And now Nelson ponders his impression of Galloway: "She interests him. Like all forceful people (he calls it forceful rather than bullying), he prefers people who stand up to him, but in his job that doesn’t happen often. People either despise him or kowtow to him. Ruth had done neither. She had looked him in the face, coolly, as an equal. He thinks he’s never met anyone, any woman, quite as sure of themselves as [Dr.] Ruth Galloway. Even the way she dresses—baggy clothes, trainers—seemed to be a way of saying that she doesn’t care what anyone thinks. She’s not going to tart herself up in skirts and high heels just to please men. Not that there’s anything wrong with pleasing men, muses Nelson, kicking open the door to his office, but there’s something interesting, even refreshing, about a woman who doesn’t care whether or not she’s attractive."
Nearly forty and with no mating proxpects in sight, she's nonetheless able to laugh at herself (silently), "By now I have resigned myself to spinsterhood and godmotherhood and slowly going mad, knitting clothes for my cats out of my own hair." Yet, the chemistry with Nelson seems to be taking hold. Her inner cat sharpens its claws when she sees him with his wife: "Michelle certainly looked attractive enough, a definite prize for a man who is letting himself go a bit, a man who doesn’t look as if he has a gym membership or spends more than five pounds on a haircut." But then she zeroes in on Michelle, deciding Nelson's wife looks "like a woman who knows her own worth, as if she knows the value of her good looks and how to use them for her own purposes. She remembers seeing her laughing up at Nelson, her hand on his arm, soothing, cajoling. She looked, in short, like the sort of woman Ruth dislikes intensely."
Oh, it's simmering, no missing that. But the boil's a ways off, at least in The Crossing Places. I would assume, though, that if these two continue working together throughout the series something will be bubbling out of the kettle before too long. Meanwhile another little girl from the same neighborhood has gone missing, and Chief Inspector Nelson's still getting spooky letters, and, of course, Ruth Galloway's on this case, as well.
|She's everywhere, she's everywhere!|
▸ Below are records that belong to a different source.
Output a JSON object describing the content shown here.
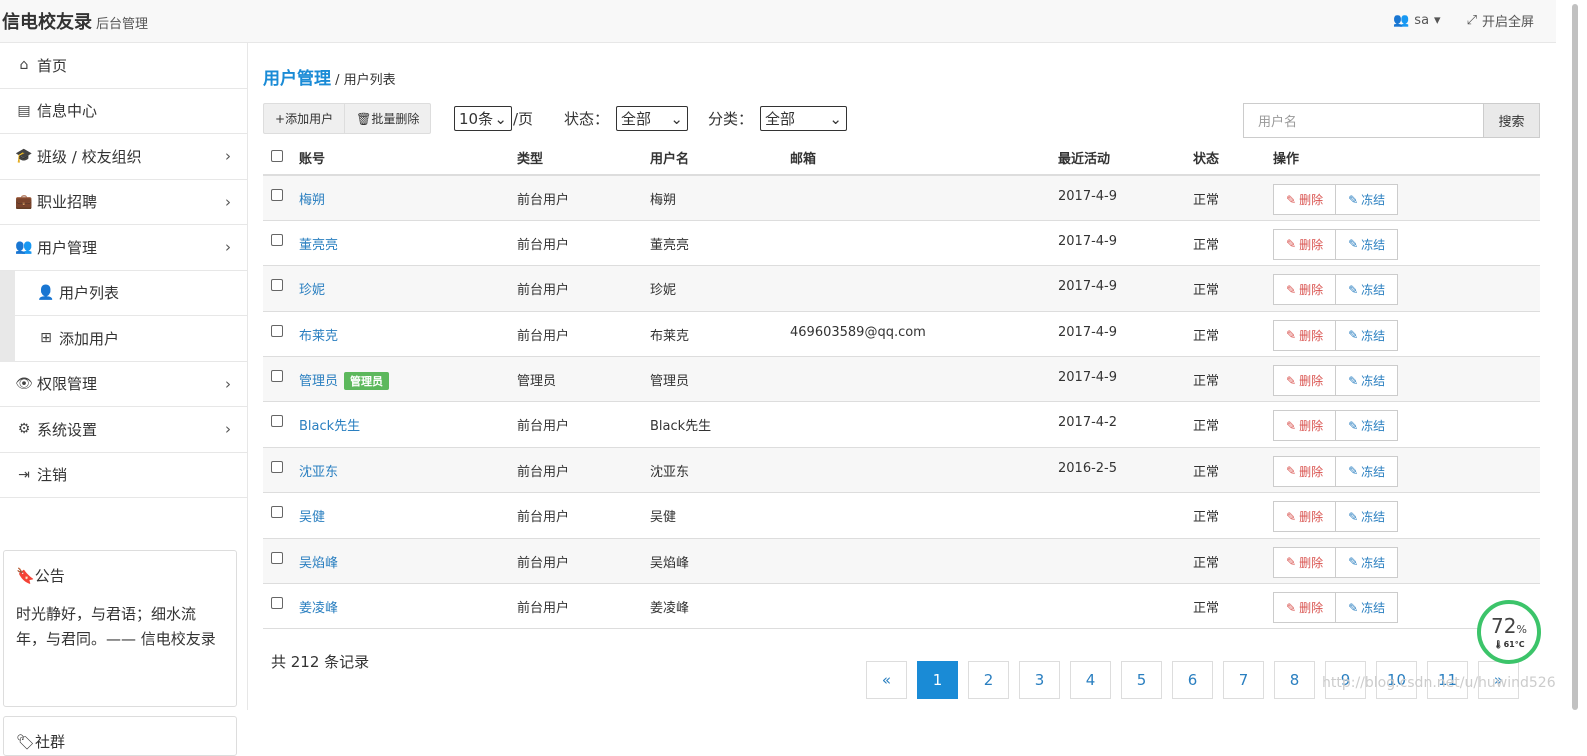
{
  "topbar": {
    "brand": "信电校友录",
    "subtitle": "后台管理",
    "user": "sa",
    "fullscreen": "开启全屏"
  },
  "sidebar": {
    "items": [
      {
        "label": "首页",
        "icon": "home-icon"
      },
      {
        "label": "信息中心",
        "icon": "newspaper-icon"
      },
      {
        "label": "班级 / 校友组织",
        "icon": "graduation-cap-icon"
      },
      {
        "label": "职业招聘",
        "icon": "briefcase-icon"
      },
      {
        "label": "用户管理",
        "icon": "users-icon"
      }
    ],
    "subitems": [
      {
        "label": "用户列表",
        "icon": "user-icon"
      },
      {
        "label": "添加用户",
        "icon": "plus-square-icon"
      }
    ],
    "items2": [
      {
        "label": "权限管理",
        "icon": "eye-icon"
      },
      {
        "label": "系统设置",
        "icon": "gears-icon"
      },
      {
        "label": "注销",
        "icon": "sign-out-icon"
      }
    ]
  },
  "notice": {
    "title": "公告",
    "text": "时光静好，与君语；细水流年，与君同。—— 信电校友录"
  },
  "community": {
    "title": "社群"
  },
  "breadcrumb": {
    "section": "用户管理",
    "page": "/ 用户列表"
  },
  "toolbar": {
    "add_label": "添加用户",
    "batch_delete_label": "批量删除",
    "page_size": "10条",
    "per_page_suffix": "/页",
    "status_label": "状态：",
    "status_value": "全部",
    "category_label": "分类：",
    "category_value": "全部",
    "search_placeholder": "用户名",
    "search_button": "搜索"
  },
  "table": {
    "headers": [
      "账号",
      "类型",
      "用户名",
      "邮箱",
      "最近活动",
      "状态",
      "操作"
    ],
    "delete_label": "删除",
    "freeze_label": "冻结",
    "admin_badge": "管理员",
    "rows": [
      {
        "account": "梅朔",
        "type": "前台用户",
        "username": "梅朔",
        "email": "",
        "last": "2017-4-9",
        "status": "正常"
      },
      {
        "account": "董亮亮",
        "type": "前台用户",
        "username": "董亮亮",
        "email": "",
        "last": "2017-4-9",
        "status": "正常"
      },
      {
        "account": "珍妮",
        "type": "前台用户",
        "username": "珍妮",
        "email": "",
        "last": "2017-4-9",
        "status": "正常"
      },
      {
        "account": "布莱克",
        "type": "前台用户",
        "username": "布莱克",
        "email": "469603589@qq.com",
        "last": "2017-4-9",
        "status": "正常"
      },
      {
        "account": "管理员",
        "type": "管理员",
        "username": "管理员",
        "email": "",
        "last": "2017-4-9",
        "status": "正常",
        "admin": true
      },
      {
        "account": "Black先生",
        "type": "前台用户",
        "username": "Black先生",
        "email": "",
        "last": "2017-4-2",
        "status": "正常"
      },
      {
        "account": "沈亚东",
        "type": "前台用户",
        "username": "沈亚东",
        "email": "",
        "last": "2016-2-5",
        "status": "正常"
      },
      {
        "account": "吴健",
        "type": "前台用户",
        "username": "吴健",
        "email": "",
        "last": "",
        "status": "正常"
      },
      {
        "account": "吴焰峰",
        "type": "前台用户",
        "username": "吴焰峰",
        "email": "",
        "last": "",
        "status": "正常"
      },
      {
        "account": "姜凌峰",
        "type": "前台用户",
        "username": "姜凌峰",
        "email": "",
        "last": "",
        "status": "正常"
      }
    ]
  },
  "total_text": "共 212 条记录",
  "pagination": {
    "prev": "«",
    "pages": [
      "1",
      "2",
      "3",
      "4",
      "5",
      "6",
      "7",
      "8",
      "9",
      "10",
      "11"
    ],
    "next": "»",
    "active": "1"
  },
  "watermark": "http://blog.csdn.net/u/huwind526",
  "monitor": {
    "percent": "72",
    "percent_unit": "%",
    "temp": "61°C"
  }
}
The things I like about the book are, first off, the characters. Running a close second is the archaeology with its remnants of a prehistoric culture and its myths. And right on its heels comes the bleak, Norfolk salt marsh setting. Author Elly Griffiths, says The Crossing Places, her first crime novel after four books with an Italian setting, grew out of a holiday she spent in Norfolk with herhusband, had recently given up his city job to study archaeology. "We were...walking across Titchwell Marsh," she says in her webpage profile, "when Andy mentioned that prehistoric man had thought that marshland was sacred. Because it’s neither land nor sea, but something in-between, they saw it as a kind of bridge to the afterlife. Neither land nor sea, neither life nor death. As he said these words the entire plot of The Crossing Places appeared, full formed, in my head and, walking towards me out of the mist, I saw Dr. Ruth Galloway."
I found the narrative voice authentic and engaging, especially the interiors, the silent thinking and reflections. The writing is solid. I stumbled a little at first getting used to the English country idiom, but regained my footing with only a graceful skip to cover the embarrassment. Plotwise, The Crossing Places has crises and suspense galore. I had a pretty good idea quite soon who the murderer was, but there were enough red herrings to keep me a tad off balance and to hold the suspense where it belonged—several times I found myself on the verge of shouting NO! For God's sake don't!! I didn't utter a sound, though, but only for fear a neighbor might call 911.
[For more Friday's Forgotten Books check the links on Patti Abbott's unforgettable blog]